**About this exercise**
Set down each line of the data exactly, but not the pictures.

--- Records to use Enclosed Below ---

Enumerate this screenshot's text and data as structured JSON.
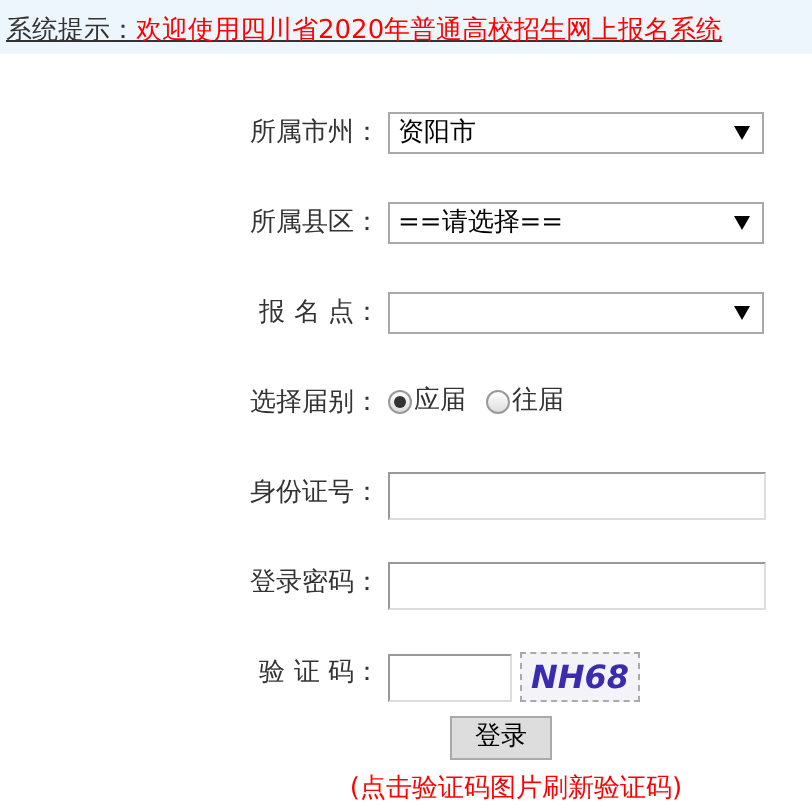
{
  "notice": {
    "label": "系统提示：",
    "message": "欢迎使用四川省2020年普通高校招生网上报名系统"
  },
  "fields": [
    {
      "kind": "select",
      "label": "所属市州：",
      "value": "资阳市"
    },
    {
      "kind": "select",
      "label": "所属县区：",
      "value": "==请选择=="
    },
    {
      "kind": "select",
      "label": "报 名 点："
    },
    {
      "kind": "radio",
      "label": "选择届别：",
      "options": [
        {
          "label": "应届",
          "selected": true
        },
        {
          "label": "往届",
          "selected": false
        }
      ]
    },
    {
      "kind": "text",
      "label": "身份证号："
    },
    {
      "kind": "text",
      "label": "登录密码："
    },
    {
      "kind": "captcha",
      "label": "验 证 码：",
      "captcha": "NH68"
    }
  ],
  "login_button": "登录",
  "hint": "(点击验证码图片刷新验证码)"
}
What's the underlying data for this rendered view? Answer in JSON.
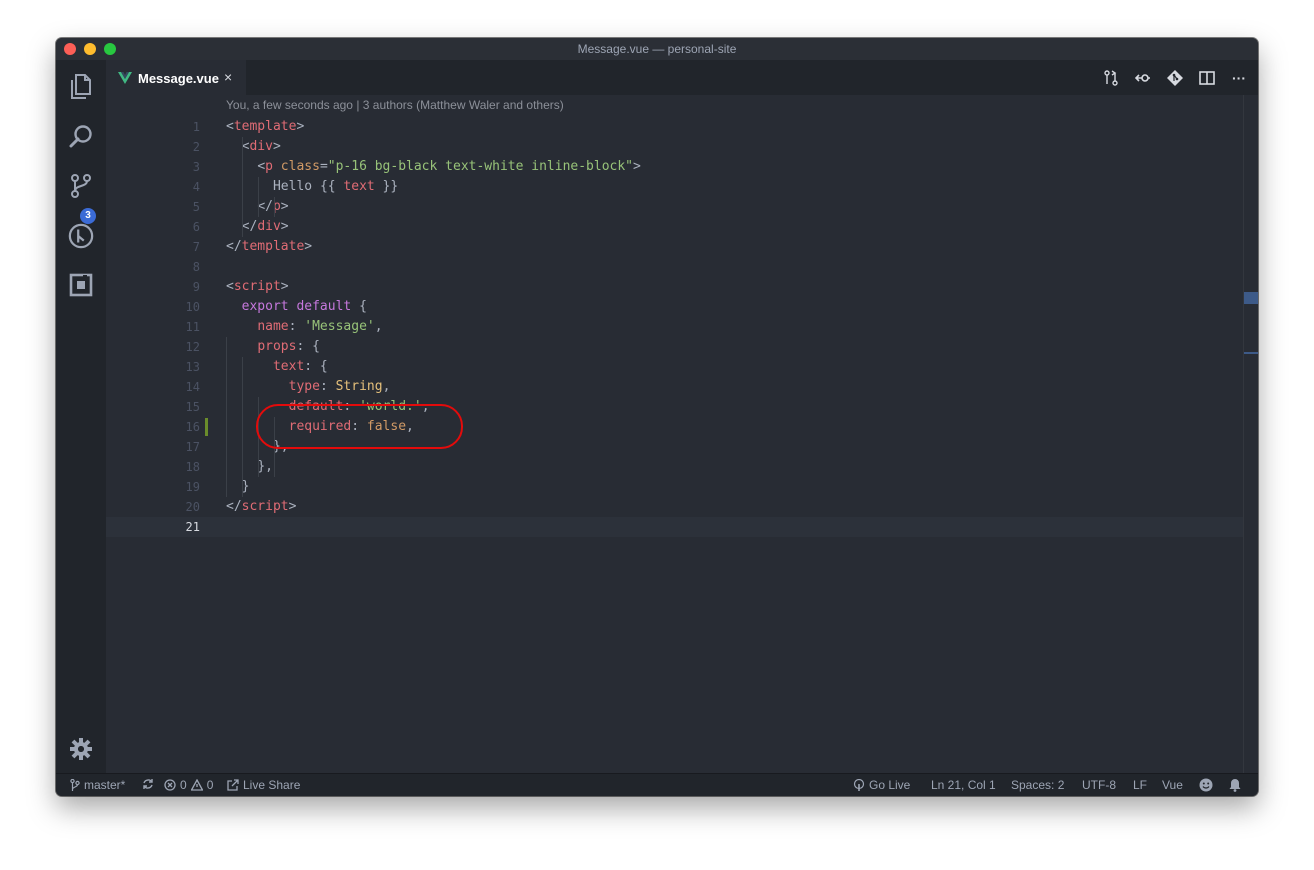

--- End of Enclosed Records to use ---

**Output below**
Enumerate this screenshot's text and data as structured JSON.
{
  "notice": {
    "label": "系统提示：",
    "message": "欢迎使用四川省2020年普通高校招生网上报名系统"
  },
  "fields": [
    {
      "kind": "select",
      "label": "所属市州：",
      "value": "资阳市"
    },
    {
      "kind": "select",
      "label": "所属县区：",
      "value": "==请选择=="
    },
    {
      "kind": "select",
      "label": "报 名 点："
    },
    {
      "kind": "radio",
      "label": "选择届别：",
      "options": [
        {
          "label": "应届",
          "selected": true
        },
        {
          "label": "往届",
          "selected": false
        }
      ]
    },
    {
      "kind": "text",
      "label": "身份证号："
    },
    {
      "kind": "text",
      "label": "登录密码："
    },
    {
      "kind": "captcha",
      "label": "验 证 码：",
      "captcha": "NH68"
    }
  ],
  "login_button": "登录",
  "hint": "(点击验证码图片刷新验证码)"
}
What's the underlying data for this rendered view? Answer in JSON.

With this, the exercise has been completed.